━━ Information shown ━━
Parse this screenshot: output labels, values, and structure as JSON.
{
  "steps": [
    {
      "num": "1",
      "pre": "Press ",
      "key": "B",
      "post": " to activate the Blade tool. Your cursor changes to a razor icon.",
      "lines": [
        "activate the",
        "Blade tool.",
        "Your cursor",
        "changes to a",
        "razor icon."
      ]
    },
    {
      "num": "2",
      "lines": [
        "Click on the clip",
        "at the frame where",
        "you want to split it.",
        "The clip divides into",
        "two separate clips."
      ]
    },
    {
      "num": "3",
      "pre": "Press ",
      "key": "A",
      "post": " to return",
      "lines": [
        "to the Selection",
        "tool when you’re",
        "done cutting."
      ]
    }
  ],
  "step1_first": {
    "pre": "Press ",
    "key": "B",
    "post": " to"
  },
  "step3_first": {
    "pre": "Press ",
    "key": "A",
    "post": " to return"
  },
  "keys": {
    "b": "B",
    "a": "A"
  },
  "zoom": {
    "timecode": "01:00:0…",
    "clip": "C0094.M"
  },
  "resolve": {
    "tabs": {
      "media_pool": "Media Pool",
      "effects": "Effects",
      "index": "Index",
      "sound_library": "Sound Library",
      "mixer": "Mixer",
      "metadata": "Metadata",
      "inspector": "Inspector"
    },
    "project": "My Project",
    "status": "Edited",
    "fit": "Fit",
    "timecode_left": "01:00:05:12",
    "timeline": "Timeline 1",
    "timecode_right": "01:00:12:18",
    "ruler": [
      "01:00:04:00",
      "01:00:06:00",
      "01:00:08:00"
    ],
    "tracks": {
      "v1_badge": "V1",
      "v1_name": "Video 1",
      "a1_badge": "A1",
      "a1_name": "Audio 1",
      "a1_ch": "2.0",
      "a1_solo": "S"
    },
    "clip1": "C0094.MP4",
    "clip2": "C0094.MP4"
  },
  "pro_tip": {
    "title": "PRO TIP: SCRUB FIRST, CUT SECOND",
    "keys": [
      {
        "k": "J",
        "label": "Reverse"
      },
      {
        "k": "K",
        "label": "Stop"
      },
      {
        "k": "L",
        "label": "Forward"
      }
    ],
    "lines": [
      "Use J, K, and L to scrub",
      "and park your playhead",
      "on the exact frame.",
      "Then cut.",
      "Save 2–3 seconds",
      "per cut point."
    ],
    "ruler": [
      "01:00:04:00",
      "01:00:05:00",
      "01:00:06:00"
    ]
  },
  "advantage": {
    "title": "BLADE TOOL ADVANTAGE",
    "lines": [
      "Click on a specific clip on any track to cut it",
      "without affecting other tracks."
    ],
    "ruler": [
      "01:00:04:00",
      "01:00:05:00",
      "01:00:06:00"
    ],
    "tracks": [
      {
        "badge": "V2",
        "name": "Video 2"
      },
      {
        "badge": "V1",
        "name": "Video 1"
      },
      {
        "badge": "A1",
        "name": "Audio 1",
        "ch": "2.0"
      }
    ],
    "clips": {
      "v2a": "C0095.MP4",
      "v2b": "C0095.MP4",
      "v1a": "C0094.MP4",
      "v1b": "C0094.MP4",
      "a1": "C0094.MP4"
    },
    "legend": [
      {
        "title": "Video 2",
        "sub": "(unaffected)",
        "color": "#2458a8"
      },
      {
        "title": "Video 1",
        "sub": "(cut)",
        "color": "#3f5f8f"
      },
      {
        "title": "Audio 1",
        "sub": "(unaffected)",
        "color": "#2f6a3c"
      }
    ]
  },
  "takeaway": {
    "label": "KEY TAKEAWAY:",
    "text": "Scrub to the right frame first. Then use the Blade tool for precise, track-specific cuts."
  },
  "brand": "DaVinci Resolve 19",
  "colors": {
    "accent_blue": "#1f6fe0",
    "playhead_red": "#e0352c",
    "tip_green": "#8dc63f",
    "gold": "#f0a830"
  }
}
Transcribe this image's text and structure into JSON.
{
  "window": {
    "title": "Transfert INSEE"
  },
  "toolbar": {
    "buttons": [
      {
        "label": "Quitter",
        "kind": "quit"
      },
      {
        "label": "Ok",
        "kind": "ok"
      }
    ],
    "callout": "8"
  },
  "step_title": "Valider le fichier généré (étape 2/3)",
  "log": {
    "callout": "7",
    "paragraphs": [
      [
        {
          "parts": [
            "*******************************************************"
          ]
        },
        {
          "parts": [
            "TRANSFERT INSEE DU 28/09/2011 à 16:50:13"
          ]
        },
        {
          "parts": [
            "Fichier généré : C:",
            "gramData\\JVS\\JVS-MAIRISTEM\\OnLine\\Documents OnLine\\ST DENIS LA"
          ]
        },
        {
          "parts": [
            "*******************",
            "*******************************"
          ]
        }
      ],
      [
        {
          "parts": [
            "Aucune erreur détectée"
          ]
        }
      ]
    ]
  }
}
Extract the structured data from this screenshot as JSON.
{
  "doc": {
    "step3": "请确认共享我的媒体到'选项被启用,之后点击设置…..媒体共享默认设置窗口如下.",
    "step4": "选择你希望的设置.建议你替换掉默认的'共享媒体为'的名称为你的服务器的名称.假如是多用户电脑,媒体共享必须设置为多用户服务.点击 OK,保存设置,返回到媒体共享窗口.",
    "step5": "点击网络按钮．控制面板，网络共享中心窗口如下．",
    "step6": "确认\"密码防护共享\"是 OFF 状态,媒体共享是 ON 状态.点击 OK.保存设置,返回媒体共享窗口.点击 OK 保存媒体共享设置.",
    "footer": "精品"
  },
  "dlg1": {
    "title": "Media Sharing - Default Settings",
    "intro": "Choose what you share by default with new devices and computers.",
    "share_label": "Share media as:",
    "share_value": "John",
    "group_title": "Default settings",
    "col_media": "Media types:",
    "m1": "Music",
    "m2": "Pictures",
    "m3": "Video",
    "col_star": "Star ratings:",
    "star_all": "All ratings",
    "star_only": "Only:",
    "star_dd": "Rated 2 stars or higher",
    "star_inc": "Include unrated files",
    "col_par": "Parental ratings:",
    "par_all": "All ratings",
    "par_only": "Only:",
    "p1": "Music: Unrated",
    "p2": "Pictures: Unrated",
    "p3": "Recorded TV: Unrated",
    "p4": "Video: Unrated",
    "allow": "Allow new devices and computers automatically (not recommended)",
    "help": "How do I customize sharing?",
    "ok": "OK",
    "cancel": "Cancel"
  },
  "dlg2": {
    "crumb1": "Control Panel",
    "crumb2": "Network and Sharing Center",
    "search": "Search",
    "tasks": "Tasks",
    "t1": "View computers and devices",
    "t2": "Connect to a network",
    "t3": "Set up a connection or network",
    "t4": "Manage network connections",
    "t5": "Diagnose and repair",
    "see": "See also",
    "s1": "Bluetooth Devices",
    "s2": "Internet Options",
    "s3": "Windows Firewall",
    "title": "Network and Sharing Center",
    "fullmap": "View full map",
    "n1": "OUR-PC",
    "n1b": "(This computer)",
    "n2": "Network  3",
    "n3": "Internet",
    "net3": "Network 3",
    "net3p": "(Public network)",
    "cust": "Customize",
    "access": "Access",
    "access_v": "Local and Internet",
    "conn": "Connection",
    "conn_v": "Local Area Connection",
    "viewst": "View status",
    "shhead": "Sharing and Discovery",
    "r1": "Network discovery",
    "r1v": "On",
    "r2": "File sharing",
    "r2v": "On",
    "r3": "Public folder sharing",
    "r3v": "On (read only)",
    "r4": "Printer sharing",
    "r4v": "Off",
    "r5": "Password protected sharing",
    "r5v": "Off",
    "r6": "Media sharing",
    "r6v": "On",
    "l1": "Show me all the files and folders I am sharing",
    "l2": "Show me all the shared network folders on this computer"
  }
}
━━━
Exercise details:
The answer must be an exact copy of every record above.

Output for this exercise:
Parse this screenshot: output labels, values, and structure as JSON.
{
  "steps": [
    {
      "num": "1",
      "pre": "Press ",
      "key": "B",
      "post": " to activate the Blade tool. Your cursor changes to a razor icon.",
      "lines": [
        "activate the",
        "Blade tool.",
        "Your cursor",
        "changes to a",
        "razor icon."
      ]
    },
    {
      "num": "2",
      "lines": [
        "Click on the clip",
        "at the frame where",
        "you want to split it.",
        "The clip divides into",
        "two separate clips."
      ]
    },
    {
      "num": "3",
      "pre": "Press ",
      "key": "A",
      "post": " to return",
      "lines": [
        "to the Selection",
        "tool when you’re",
        "done cutting."
      ]
    }
  ],
  "step1_first": {
    "pre": "Press ",
    "key": "B",
    "post": " to"
  },
  "step3_first": {
    "pre": "Press ",
    "key": "A",
    "post": " to return"
  },
  "keys": {
    "b": "B",
    "a": "A"
  },
  "zoom": {
    "timecode": "01:00:0…",
    "clip": "C0094.M"
  },
  "resolve": {
    "tabs": {
      "media_pool": "Media Pool",
      "effects": "Effects",
      "index": "Index",
      "sound_library": "Sound Library",
      "mixer": "Mixer",
      "metadata": "Metadata",
      "inspector": "Inspector"
    },
    "project": "My Project",
    "status": "Edited",
    "fit": "Fit",
    "timecode_left": "01:00:05:12",
    "timeline": "Timeline 1",
    "timecode_right": "01:00:12:18",
    "ruler": [
      "01:00:04:00",
      "01:00:06:00",
      "01:00:08:00"
    ],
    "tracks": {
      "v1_badge": "V1",
      "v1_name": "Video 1",
      "a1_badge": "A1",
      "a1_name": "Audio 1",
      "a1_ch": "2.0",
      "a1_solo": "S"
    },
    "clip1": "C0094.MP4",
    "clip2": "C0094.MP4"
  },
  "pro_tip": {
    "title": "PRO TIP: SCRUB FIRST, CUT SECOND",
    "keys": [
      {
        "k": "J",
        "label": "Reverse"
      },
      {
        "k": "K",
        "label": "Stop"
      },
      {
        "k": "L",
        "label": "Forward"
      }
    ],
    "lines": [
      "Use J, K, and L to scrub",
      "and park your playhead",
      "on the exact frame.",
      "Then cut.",
      "Save 2–3 seconds",
      "per cut point."
    ],
    "ruler": [
      "01:00:04:00",
      "01:00:05:00",
      "01:00:06:00"
    ]
  },
  "advantage": {
    "title": "BLADE TOOL ADVANTAGE",
    "lines": [
      "Click on a specific clip on any track to cut it",
      "without affecting other tracks."
    ],
    "ruler": [
      "01:00:04:00",
      "01:00:05:00",
      "01:00:06:00"
    ],
    "tracks": [
      {
        "badge": "V2",
        "name": "Video 2"
      },
      {
        "badge": "V1",
        "name": "Video 1"
      },
      {
        "badge": "A1",
        "name": "Audio 1",
        "ch": "2.0"
      }
    ],
    "clips": {
      "v2a": "C0095.MP4",
      "v2b": "C0095.MP4",
      "v1a": "C0094.MP4",
      "v1b": "C0094.MP4",
      "a1": "C0094.MP4"
    },
    "legend": [
      {
        "title": "Video 2",
        "sub": "(unaffected)",
        "color": "#2458a8"
      },
      {
        "title": "Video 1",
        "sub": "(cut)",
        "color": "#3f5f8f"
      },
      {
        "title": "Audio 1",
        "sub": "(unaffected)",
        "color": "#2f6a3c"
      }
    ]
  },
  "takeaway": {
    "label": "KEY TAKEAWAY:",
    "text": "Scrub to the right frame first. Then use the Blade tool for precise, track-specific cuts."
  },
  "brand": "DaVinci Resolve 19",
  "colors": {
    "accent_blue": "#1f6fe0",
    "playhead_red": "#e0352c",
    "tip_green": "#8dc63f",
    "gold": "#f0a830"
  }
}
Transcribe this image's text and structure into JSON.
{
  "window": {
    "title": "Transfert INSEE"
  },
  "toolbar": {
    "buttons": [
      {
        "label": "Quitter",
        "kind": "quit"
      },
      {
        "label": "Ok",
        "kind": "ok"
      }
    ],
    "callout": "8"
  },
  "step_title": "Valider le fichier généré (étape 2/3)",
  "log": {
    "callout": "7",
    "paragraphs": [
      [
        {
          "parts": [
            "*******************************************************"
          ]
        },
        {
          "parts": [
            "TRANSFERT INSEE DU 28/09/2011 à 16:50:13"
          ]
        },
        {
          "parts": [
            "Fichier généré : C:",
            "gramData\\JVS\\JVS-MAIRISTEM\\OnLine\\Documents OnLine\\ST DENIS LA"
          ]
        },
        {
          "parts": [
            "*******************",
            "*******************************"
          ]
        }
      ],
      [
        {
          "parts": [
            "Aucune erreur détectée"
          ]
        }
      ]
    ]
  }
}
Extract the structured data from this screenshot as JSON.
{
  "doc": {
    "step3": "请确认共享我的媒体到'选项被启用,之后点击设置…..媒体共享默认设置窗口如下.",
    "step4": "选择你希望的设置.建议你替换掉默认的'共享媒体为'的名称为你的服务器的名称.假如是多用户电脑,媒体共享必须设置为多用户服务.点击 OK,保存设置,返回到媒体共享窗口.",
    "step5": "点击网络按钮．控制面板，网络共享中心窗口如下．",
    "step6": "确认\"密码防护共享\"是 OFF 状态,媒体共享是 ON 状态.点击 OK.保存设置,返回媒体共享窗口.点击 OK 保存媒体共享设置.",
    "footer": "精品"
  },
  "dlg1": {
    "title": "Media Sharing - Default Settings",
    "intro": "Choose what you share by default with new devices and computers.",
    "share_label": "Share media as:",
    "share_value": "John",
    "group_title": "Default settings",
    "col_media": "Media types:",
    "m1": "Music",
    "m2": "Pictures",
    "m3": "Video",
    "col_star": "Star ratings:",
    "star_all": "All ratings",
    "star_only": "Only:",
    "star_dd": "Rated 2 stars or higher",
    "star_inc": "Include unrated files",
    "col_par": "Parental ratings:",
    "par_all": "All ratings",
    "par_only": "Only:",
    "p1": "Music: Unrated",
    "p2": "Pictures: Unrated",
    "p3": "Recorded TV: Unrated",
    "p4": "Video: Unrated",
    "allow": "Allow new devices and computers automatically (not recommended)",
    "help": "How do I customize sharing?",
    "ok": "OK",
    "cancel": "Cancel"
  },
  "dlg2": {
    "crumb1": "Control Panel",
    "crumb2": "Network and Sharing Center",
    "search": "Search",
    "tasks": "Tasks",
    "t1": "View computers and devices",
    "t2": "Connect to a network",
    "t3": "Set up a connection or network",
    "t4": "Manage network connections",
    "t5": "Diagnose and repair",
    "see": "See also",
    "s1": "Bluetooth Devices",
    "s2": "Internet Options",
    "s3": "Windows Firewall",
    "title": "Network and Sharing Center",
    "fullmap": "View full map",
    "n1": "OUR-PC",
    "n1b": "(This computer)",
    "n2": "Network  3",
    "n3": "Internet",
    "net3": "Network 3",
    "net3p": "(Public network)",
    "cust": "Customize",
    "access": "Access",
    "access_v": "Local and Internet",
    "conn": "Connection",
    "conn_v": "Local Area Connection",
    "viewst": "View status",
    "shhead": "Sharing and Discovery",
    "r1": "Network discovery",
    "r1v": "On",
    "r2": "File sharing",
    "r2v": "On",
    "r3": "Public folder sharing",
    "r3v": "On (read only)",
    "r4": "Printer sharing",
    "r4v": "Off",
    "r5": "Password protected sharing",
    "r5v": "Off",
    "r6": "Media sharing",
    "r6v": "On",
    "l1": "Show me all the files and folders I am sharing",
    "l2": "Show me all the shared network folders on this computer"
  }
}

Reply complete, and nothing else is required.